Many people see their elderly parents suffer with this condition, and it is painful to watch
According to the Centers for Disease Control and Prevention (CDC), about 1 in 3 people will develop shingles in their lifetime. About half of the people who live to be 85 will experience shingles, and they can get it more than once.
Anyone who has had chickenpox is at risk of getting shingles, therefore, it is important to get the vaccine so you can potentially spare yourself the pain of this virus. The older you are, the higher the risk of developing shingles. If you are under stress or ill, your immune system may be weaker and that can additionally increase your risk.
“The virus that causes chickenpox is also what causes shingles. It’s called varicella zoster. It can lie quietly in your nerves for decades after causing chickenpox but suddenly wake up and become active.”
– WebMD Medical Reference, Reviewed by Ratini, 2020
Shingles is known to be an extremely painful experience and is described as pain or tingling, burning, or itching sensation usually on one side of the face or body in a small area, followed by a red rash with small, fluid-filled blisters.
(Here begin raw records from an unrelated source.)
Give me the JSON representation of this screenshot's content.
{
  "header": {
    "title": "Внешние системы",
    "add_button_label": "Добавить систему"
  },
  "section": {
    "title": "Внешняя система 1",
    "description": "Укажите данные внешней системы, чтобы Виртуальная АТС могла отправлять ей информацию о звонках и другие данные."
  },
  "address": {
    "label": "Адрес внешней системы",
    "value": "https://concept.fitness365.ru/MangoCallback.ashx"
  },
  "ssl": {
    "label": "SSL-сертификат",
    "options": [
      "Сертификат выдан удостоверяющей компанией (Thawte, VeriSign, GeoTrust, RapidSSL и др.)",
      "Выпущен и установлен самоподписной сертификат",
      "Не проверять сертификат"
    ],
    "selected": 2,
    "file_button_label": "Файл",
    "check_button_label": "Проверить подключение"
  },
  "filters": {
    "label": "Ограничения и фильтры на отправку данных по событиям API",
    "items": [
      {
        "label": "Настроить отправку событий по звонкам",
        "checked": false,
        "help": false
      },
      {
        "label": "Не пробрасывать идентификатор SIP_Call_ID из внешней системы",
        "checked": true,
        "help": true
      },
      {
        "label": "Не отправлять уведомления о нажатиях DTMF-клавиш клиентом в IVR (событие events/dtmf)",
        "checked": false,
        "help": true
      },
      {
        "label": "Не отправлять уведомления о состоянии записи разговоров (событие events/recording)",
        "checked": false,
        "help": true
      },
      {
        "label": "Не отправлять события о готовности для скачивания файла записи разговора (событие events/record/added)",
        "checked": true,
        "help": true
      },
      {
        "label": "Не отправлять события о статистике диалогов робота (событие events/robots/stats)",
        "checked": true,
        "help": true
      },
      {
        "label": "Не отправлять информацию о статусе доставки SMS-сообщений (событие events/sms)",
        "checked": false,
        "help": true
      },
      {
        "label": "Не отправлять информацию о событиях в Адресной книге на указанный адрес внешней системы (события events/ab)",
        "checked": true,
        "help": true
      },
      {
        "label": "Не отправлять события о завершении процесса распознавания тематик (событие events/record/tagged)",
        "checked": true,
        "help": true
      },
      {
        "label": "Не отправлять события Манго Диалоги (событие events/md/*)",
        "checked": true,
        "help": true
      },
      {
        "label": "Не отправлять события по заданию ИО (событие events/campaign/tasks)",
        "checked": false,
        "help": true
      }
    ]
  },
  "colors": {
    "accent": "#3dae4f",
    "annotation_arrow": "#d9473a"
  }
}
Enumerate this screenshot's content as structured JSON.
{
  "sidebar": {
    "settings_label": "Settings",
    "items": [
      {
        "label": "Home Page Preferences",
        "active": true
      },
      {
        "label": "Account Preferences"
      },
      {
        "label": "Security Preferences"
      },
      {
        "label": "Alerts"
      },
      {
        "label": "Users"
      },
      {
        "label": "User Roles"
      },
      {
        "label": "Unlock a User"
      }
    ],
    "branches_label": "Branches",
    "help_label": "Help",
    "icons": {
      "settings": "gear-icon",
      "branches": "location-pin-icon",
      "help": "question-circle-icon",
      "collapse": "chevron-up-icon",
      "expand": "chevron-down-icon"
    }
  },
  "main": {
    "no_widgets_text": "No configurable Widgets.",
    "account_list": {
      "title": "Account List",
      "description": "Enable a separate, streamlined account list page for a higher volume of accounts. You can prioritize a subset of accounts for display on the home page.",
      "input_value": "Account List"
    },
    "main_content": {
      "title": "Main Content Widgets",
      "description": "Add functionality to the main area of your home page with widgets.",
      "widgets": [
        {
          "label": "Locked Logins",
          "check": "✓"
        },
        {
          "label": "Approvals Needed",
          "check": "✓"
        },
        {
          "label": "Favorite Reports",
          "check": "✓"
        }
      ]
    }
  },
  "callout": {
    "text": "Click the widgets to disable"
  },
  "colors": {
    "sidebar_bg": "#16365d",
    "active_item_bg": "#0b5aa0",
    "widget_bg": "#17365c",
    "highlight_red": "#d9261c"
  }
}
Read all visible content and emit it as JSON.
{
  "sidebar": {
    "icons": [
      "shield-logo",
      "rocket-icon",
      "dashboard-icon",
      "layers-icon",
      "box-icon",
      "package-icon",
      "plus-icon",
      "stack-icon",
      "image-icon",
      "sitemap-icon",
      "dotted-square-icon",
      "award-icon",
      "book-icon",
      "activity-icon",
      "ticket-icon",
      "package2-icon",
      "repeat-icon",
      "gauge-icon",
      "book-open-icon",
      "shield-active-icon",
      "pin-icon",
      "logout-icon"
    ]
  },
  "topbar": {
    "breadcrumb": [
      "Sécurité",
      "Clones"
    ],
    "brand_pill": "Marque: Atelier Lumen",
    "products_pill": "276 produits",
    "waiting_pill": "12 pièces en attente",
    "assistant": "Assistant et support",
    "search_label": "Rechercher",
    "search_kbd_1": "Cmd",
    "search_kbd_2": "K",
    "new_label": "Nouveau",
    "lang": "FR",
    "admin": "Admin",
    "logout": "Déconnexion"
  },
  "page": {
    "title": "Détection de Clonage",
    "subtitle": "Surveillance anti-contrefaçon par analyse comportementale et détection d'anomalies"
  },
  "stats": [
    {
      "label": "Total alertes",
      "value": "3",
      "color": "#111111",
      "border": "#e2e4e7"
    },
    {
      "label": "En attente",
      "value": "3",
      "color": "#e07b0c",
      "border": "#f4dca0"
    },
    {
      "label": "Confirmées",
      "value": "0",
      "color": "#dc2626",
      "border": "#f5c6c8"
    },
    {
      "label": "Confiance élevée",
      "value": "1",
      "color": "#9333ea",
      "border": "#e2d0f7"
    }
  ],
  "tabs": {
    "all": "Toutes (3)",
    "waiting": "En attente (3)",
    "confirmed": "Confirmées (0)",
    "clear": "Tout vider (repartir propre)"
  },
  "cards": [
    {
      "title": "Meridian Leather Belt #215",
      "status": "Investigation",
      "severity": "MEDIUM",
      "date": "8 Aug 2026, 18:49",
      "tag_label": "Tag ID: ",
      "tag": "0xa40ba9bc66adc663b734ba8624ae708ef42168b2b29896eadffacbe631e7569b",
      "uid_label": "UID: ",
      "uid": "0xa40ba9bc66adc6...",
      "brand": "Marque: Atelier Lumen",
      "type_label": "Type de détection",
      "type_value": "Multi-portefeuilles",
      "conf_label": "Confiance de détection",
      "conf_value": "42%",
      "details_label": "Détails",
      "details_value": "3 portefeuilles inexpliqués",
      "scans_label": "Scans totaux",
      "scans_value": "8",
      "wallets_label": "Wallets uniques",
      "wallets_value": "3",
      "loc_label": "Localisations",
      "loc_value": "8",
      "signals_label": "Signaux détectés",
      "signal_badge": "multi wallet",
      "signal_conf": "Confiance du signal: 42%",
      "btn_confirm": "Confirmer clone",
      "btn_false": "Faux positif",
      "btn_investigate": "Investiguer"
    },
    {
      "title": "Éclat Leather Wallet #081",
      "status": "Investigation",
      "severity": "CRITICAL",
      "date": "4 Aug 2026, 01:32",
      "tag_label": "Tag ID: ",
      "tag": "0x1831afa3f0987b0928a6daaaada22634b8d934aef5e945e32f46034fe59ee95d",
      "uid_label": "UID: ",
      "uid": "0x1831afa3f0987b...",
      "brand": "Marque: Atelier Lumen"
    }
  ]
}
The course of a shingles outbreak usually lasts from 3–5 weeks. Even once the blisters clear up, there is often excruciating pain that continues in the area where the rash and blisters had been. This is called postherpetic neuralgia (PHN). According to the CDC, about 10–18% of people with shingles experience PHN. The nerve pain from shingles may be the worst part of shingles for some people, lasting indefinitely. Older adults are more likely to have problems with PHN.
Options for Shingles
Shingles is a virus and, if oral therapy with an antiviral is started within 72 hours, it can possibly cut down on the length or severity of it. Acyclovir oral tablets or other oral antivirals are commonly prescribed, however, it may or may not help with the immediate pain.
The commercial price of topical acyclovir, an antiviral active pharmaceutical ingredient often used in patients with herpes virus infections, including shingles, genital herpes, and cold sores, has drastically increased in the past few years. Patients are often unable to afford their prescription because of rejections by the insurance company or copays that are too high.
For example, one commercial drug that combines acyclovir and hydrocortisone is listed on Good Rx for over $1200 for a very small 5-gram tube! This example drug is intended for use on cold sores on the lip, not the body, but it shows that the price is astronomical for the antiviral/steroid combination.
Commercially available (not compounded) acyclovir cream by itself (without the steroid) is also very expensive and comes in small quantities. Acyclovir ointment is less expensive but still expensive for a small amount of ointment. This does not help with the immediate pain either so something else is usually needed.
At Town & Country Compounding we do our best to work with the patient and the practitioner to offer alternative options.
There are not great options available for patients to help with the terrible pain caused by shingles.
This is where a compounding pharmacist may be of extreme help to you for shingles. They can compound a customized combination of topical gel or cream with the antiviral PLUS multiple ingredients for pain that will help with the rash/blister pain and extreme nerve pain.
Common Requested Compounded Prescription for Shingles:
- Acyclovir 5%/Lidocaine 2%/Hydrocortisone 2.5% Topical
- Acyclovir 5%/Lidocaine 2% Topical
- Acyclovir/Gabapentin/Ketoprofen/Amitriptyline HCl/Tetracaine Topical Gel
- Acyclovir/Amitriptyline HCl/Ketoprofen/Bupivacaine HCl/Gabapentin Topical